The heating resistors 8 can be amorphous semiconductor current controlled negative differential resistance elements and a composite amorphous semiconductor module 4 of a current controlled negative differential resistance element and a threshold switch would be as shown in FIG. 4. As before, each switch 6 is comprised of amorphous semiconductor material layer 10 sandwiched between electrodes 11 and 12, with each current controlled negative differential resistance element 20 comprised of a layer of amorphous semiconductor material 21 (which can be one of the same material and thickness as layer 10 of switch 6) sandwiched between electrodes 22 and 24 (which can be of the same materials and thicknesses as electrodes 11 and 12 of switch 6). Element 20 is situated in close proximity to switch 6, a spacing of 10-25 microns being suggested, and may be ring shaped such as to surround switch 6. The amorphous semiconductor heater-threshold switch module embodiment of FIG. 4 has the advantage that both the heater and the threshold switch can be formed simultaneously on a common glass substrate by a series of conventional steps. The process is initiated by successive vapor deposition of, for example, a 0.25 micron layer of chromium, followed by deposition of a 1 micron layer of amorphous chalcogenide material, such as, for example, a-As2 SeTe2, with subsequent vapor deposition of, for example, a 0.5 micron layer of aluminum. Using conventional photolithographic techniques, the aluminum layer is provided with a resist mask over the desired area of layer 10 and over the desired area of electrode 22 and the metallic and semiconductor materials between the masked regions is acid etched down to the glass substrate. Following further masking, a portion of electrode 11 is removed so that electrode 11 and layer 10 are not coextensive. Preferably a distance of 10-25 microns is provided between switch 6 and element 20. Aluminum leads are ultrasonically bonded to all of the electrodes. It is noted that electrode 22 is coextensive with layer 21 to provide a current controlled negative differential resistance characteristic, as explained in the aforementioned copending patent application.

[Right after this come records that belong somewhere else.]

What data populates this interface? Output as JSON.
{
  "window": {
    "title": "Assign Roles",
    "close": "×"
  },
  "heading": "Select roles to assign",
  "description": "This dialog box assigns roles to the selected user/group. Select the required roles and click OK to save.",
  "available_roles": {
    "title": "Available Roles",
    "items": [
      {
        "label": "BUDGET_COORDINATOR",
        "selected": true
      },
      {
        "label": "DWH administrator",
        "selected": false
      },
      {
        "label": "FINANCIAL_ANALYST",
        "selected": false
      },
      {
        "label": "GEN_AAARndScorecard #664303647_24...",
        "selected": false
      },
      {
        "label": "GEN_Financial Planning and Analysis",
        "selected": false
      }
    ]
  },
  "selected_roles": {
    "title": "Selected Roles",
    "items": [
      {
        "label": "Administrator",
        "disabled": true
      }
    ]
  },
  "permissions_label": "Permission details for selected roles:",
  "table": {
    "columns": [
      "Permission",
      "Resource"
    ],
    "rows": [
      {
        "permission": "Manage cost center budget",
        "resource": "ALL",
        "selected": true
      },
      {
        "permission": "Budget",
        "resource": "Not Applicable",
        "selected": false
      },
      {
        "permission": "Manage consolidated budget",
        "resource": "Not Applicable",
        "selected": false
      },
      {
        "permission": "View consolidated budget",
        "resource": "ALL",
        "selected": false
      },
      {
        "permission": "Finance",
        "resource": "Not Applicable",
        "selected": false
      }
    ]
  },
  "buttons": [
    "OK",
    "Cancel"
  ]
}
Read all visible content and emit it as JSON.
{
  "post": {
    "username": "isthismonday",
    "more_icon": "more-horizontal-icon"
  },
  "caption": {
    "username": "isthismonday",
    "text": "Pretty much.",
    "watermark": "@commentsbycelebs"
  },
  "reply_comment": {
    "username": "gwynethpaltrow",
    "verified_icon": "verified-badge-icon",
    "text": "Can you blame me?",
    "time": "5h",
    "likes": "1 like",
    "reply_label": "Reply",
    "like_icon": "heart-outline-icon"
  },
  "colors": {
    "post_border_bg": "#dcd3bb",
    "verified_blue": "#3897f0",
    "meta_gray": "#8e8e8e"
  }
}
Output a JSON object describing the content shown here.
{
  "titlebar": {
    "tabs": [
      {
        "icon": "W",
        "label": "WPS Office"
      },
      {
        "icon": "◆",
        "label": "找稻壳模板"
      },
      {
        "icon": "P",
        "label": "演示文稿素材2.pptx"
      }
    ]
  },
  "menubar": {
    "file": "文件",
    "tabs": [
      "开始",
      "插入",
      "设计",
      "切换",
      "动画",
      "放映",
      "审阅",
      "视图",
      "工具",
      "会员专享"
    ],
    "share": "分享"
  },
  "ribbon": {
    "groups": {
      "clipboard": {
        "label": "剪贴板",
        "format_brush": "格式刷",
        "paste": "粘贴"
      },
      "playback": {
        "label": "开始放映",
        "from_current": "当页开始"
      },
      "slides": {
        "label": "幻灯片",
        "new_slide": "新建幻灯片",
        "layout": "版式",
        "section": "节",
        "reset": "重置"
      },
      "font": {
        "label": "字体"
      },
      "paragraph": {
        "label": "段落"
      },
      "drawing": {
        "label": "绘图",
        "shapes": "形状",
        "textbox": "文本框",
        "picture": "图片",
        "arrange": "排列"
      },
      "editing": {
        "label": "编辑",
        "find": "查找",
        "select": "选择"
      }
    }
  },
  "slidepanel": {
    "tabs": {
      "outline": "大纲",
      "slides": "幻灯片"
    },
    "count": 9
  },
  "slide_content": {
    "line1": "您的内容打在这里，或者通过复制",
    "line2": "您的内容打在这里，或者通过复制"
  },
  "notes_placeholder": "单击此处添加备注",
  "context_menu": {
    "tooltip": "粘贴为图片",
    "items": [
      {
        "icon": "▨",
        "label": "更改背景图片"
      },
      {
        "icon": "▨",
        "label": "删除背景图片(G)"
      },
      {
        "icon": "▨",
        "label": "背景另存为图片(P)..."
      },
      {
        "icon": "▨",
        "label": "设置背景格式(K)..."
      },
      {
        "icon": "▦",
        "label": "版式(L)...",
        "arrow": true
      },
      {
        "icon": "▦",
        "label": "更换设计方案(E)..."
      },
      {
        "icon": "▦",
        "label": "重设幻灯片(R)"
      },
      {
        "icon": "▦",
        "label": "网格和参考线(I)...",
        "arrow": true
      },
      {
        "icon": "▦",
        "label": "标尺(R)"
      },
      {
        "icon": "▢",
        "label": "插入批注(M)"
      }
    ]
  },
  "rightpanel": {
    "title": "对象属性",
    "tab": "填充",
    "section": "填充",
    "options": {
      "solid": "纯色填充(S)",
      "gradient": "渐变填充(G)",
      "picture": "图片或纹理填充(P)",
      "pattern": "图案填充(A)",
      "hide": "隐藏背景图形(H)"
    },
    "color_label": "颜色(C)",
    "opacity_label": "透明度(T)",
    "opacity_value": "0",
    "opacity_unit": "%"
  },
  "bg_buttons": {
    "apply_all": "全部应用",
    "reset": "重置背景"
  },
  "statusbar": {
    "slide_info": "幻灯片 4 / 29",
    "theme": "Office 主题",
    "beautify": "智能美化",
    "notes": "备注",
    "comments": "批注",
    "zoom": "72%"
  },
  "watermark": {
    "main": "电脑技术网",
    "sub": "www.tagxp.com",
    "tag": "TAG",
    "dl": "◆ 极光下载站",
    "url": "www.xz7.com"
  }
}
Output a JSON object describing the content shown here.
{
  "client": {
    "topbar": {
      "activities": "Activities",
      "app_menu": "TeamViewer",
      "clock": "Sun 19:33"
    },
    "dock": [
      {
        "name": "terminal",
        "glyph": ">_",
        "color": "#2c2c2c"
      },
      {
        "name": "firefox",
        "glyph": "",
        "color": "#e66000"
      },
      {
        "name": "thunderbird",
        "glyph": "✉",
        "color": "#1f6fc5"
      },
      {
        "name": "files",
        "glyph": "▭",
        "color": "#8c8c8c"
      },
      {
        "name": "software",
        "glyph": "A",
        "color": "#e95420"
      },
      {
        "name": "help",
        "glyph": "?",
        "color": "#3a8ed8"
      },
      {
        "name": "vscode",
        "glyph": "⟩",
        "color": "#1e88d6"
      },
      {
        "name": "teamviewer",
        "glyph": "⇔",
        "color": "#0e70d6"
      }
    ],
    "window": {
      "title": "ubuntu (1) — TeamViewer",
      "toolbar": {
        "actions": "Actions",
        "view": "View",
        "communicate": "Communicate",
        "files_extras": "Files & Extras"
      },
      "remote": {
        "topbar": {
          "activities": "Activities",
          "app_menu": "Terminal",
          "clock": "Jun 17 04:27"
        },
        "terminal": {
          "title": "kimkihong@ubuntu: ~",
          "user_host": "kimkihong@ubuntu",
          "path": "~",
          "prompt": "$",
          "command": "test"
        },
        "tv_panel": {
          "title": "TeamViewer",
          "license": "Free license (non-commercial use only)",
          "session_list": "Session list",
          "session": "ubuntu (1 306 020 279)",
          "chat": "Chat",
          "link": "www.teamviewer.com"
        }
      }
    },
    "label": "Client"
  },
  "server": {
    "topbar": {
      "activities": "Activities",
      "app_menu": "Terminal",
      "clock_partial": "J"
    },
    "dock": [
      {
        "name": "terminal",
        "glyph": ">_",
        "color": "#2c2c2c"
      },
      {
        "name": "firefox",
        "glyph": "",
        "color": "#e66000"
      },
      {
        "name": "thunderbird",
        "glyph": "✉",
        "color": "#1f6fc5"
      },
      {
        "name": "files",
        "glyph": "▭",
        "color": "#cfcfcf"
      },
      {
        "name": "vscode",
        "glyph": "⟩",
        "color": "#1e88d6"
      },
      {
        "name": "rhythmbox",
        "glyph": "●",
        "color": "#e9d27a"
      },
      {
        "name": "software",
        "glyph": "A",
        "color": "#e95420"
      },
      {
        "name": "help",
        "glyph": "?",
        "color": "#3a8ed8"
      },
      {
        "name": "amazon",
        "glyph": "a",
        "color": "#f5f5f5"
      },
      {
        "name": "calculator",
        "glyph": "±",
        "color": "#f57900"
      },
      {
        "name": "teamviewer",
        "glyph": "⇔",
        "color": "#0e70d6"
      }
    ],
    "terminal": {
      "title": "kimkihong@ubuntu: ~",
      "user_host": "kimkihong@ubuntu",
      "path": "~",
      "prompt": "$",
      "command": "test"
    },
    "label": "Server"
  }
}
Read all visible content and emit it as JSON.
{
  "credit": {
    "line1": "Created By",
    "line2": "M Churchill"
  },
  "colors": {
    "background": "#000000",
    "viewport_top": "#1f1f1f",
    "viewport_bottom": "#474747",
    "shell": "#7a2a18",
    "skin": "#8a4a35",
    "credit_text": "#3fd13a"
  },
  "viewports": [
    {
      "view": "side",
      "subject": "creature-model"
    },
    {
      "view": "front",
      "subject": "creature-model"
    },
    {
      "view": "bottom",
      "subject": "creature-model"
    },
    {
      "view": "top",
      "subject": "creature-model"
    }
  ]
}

Critical features of the integrated circuit layout are that the thermal coupling between the heating element 20 and the threshold switch of a module is strong, while the coupling between a heating element and a threshold switch of another module is weak. If a 10 micron spacing is used for the strong thermal link and the final devices are arranged on an array of 100 per inch, the thermal coupling distance to the wrong switch will be 10-25 times greater than that to the "correct" switch. This should result in a several order of magnitude difference in temperature rise between the selected threshold switch and its nearest neighbor.
Due to the nature of the V-I characteristic of the threshold switches 6, that is, they remain in their low resistance state in the absence of external heat if the threshold voltage is maintained, the shift register of FIG. 1 can be used in a multiplicity of systems.